  4. This brings me to the next point. Low head dams are deadly. Never, ever go over a low head dam. We have several – Z dam, Williams Dam (other side of Williams island from Z), Vepco Levee, Boshers.  All are deadly. Avoid dams at all costs. Always portage (walk and carry your boat) around a dam.Watch this video for more information about low head dams:
  5. Know the river level. It can be found at this website:  https://water.weather.gov/ahps2/hydrograph.php?gage=rmdv2&wfo=akqUnder five feet is the best level for beginners on flat water and the upper. Hazards still exist. For instance, more rocks are out which actually leads to more kayak and boat flips, resulting in more people in the water unexpectedly (did I mention you should always wear a life jacket regardless of level?)Over five and under nine varies greatly. I can’t go into the complexities here. Here are some general rules.Inexperienced boaters should generally not be on the James River over 6ft. Flows increase quickly making self-rescue more difficult and swims much longer. Just this weekend, I watched two inexperienced recreational kayakers (sit on tops) on the upper at 7.9ft with no PFD and bike helmets. One flipped and pinned his boat. He had to swim off the river. His boat came loose after an hour. It was too heavy to flip over. He was nearing hypothermia as we got out after a mile swim. Another rec boat is still pinned under the Powhite bridge.Between 6-9 is all very different. It gets faster. Rocks disappear, but hydraulics form where rocks once were. Most will let you out eventually, but not all of them.
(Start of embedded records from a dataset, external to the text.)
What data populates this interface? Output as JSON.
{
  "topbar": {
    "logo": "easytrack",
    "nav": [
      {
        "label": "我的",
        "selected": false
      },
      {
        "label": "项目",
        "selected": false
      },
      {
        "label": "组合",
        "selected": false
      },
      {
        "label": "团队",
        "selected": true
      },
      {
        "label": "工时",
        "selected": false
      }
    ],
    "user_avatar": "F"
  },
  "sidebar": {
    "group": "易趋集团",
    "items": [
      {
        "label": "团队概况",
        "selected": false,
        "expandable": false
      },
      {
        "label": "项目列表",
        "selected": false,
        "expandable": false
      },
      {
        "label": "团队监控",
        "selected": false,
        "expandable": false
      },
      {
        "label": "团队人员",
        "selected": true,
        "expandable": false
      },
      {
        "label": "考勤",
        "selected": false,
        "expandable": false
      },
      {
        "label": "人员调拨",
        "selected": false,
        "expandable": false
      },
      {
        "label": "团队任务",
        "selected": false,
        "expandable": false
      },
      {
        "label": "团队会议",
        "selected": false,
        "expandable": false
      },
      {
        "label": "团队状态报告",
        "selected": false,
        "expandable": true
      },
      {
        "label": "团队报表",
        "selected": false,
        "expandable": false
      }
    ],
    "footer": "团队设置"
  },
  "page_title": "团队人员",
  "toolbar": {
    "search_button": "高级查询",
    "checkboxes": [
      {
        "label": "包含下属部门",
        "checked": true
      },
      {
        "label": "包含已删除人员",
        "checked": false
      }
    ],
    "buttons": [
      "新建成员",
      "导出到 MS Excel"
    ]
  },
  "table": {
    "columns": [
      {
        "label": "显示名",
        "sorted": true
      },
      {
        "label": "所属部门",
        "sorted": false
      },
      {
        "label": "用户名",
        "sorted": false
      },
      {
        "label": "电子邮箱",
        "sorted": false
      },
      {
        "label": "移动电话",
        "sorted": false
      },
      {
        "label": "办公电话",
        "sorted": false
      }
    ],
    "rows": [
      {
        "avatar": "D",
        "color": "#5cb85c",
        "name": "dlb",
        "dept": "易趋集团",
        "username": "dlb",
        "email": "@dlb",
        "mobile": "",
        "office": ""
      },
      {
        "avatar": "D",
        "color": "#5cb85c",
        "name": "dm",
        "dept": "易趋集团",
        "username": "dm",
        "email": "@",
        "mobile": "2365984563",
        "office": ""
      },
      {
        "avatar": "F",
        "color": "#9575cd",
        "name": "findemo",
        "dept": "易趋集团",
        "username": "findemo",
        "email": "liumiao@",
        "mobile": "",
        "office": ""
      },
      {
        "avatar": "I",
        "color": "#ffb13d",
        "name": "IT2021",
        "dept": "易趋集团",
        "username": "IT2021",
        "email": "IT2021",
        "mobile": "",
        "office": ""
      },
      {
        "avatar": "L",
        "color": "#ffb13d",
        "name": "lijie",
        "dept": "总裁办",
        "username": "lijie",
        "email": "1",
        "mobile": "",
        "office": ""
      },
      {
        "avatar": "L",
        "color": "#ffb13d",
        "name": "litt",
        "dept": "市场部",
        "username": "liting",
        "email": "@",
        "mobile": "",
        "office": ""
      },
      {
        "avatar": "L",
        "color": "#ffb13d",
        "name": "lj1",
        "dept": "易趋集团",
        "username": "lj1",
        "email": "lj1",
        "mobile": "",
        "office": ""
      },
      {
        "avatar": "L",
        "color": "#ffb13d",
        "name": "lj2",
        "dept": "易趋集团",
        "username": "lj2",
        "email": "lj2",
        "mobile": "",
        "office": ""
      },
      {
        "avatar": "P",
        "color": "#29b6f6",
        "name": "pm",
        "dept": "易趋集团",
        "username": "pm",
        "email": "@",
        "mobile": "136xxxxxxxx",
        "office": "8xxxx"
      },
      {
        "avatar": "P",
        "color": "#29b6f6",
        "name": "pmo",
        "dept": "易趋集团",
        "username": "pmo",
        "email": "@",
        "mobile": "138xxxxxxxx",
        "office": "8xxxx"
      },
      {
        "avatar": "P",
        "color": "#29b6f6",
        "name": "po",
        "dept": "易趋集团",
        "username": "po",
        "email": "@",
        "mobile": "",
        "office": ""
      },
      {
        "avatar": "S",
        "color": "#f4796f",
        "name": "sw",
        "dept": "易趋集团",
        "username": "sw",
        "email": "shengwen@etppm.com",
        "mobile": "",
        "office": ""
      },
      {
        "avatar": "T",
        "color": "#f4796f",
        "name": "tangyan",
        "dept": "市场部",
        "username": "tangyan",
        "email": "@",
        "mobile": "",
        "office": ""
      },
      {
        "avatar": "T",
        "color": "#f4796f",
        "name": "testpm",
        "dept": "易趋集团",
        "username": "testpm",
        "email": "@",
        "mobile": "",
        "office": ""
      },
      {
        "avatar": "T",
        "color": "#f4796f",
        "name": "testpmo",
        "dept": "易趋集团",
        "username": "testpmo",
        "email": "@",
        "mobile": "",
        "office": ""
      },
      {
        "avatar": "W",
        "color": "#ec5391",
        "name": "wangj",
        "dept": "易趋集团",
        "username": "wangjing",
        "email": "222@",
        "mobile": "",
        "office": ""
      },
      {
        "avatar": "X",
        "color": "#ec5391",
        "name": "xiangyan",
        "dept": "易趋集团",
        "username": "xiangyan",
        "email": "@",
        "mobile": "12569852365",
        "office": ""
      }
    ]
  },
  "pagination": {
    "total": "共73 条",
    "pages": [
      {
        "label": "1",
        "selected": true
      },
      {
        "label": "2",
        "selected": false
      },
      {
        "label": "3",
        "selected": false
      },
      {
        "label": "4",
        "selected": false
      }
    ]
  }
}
There is at least one “terminal hole” on the lower section once the river gets to 7.5+Over nine feet is minor flooding and no one but advanced whitewater paddlers should be on the river at any point.
  6. Know the river temperature. https://waterdata.usgs.gov/usa/nwis/uv?02035000You need a combined water and air temp of 120 to not become hypothermic. Most experienced white water boaters are still wearing dry gear when water and air temps are at 120. Cold water contributes to drowning. While 60 may feel warm in the air, water is another beast. Remember your body maintains a 98 degree norm. 60 and even 70 degree water shocks the system. Always dress for a swim. Cotton kills. It cools the body when wet and is heavy. Never boat in cotton.
  7. Always carry safety gear, including a throw rope to help if someone needs a rescue. But you have to learn how to properly use a throw rope because ropes on the river can be an entrapment issue.
  8. NEVER STAND UP IN MOVING WATER. If you are floating down stream because you’ve been flipped off your board, boat or tube, putting your feet down could lead to a deadly foot entrapment. Always float “Nose and Toes” nose points downstream and toes above the water. Float in your back or actively swim on your stomach. Never stand up.

https://www.nrs.com/safety_tips/footentrapment.asp

I’m probably missing some stuff but these are basics. I would encourage anyone thinking of kayaking to take a swift water rescue class to learn how to rescue in the river. Someday, you may be glad you did.

Editor’s Note: To address some of the concerns Teresa has put up some homemade signs seen above and in the header image. The Parks Department is hoping to have permanent signage up at Huguenot Flatwater over the weekend. They are also planning to reinstall buoys but have to wait for the right water levels. They continually get washed away after high water events. Additional signage should be coming on the river as well and new portage signage on the island.

Comments

comments

Continue Reading

Richmond Weather

Events Calendar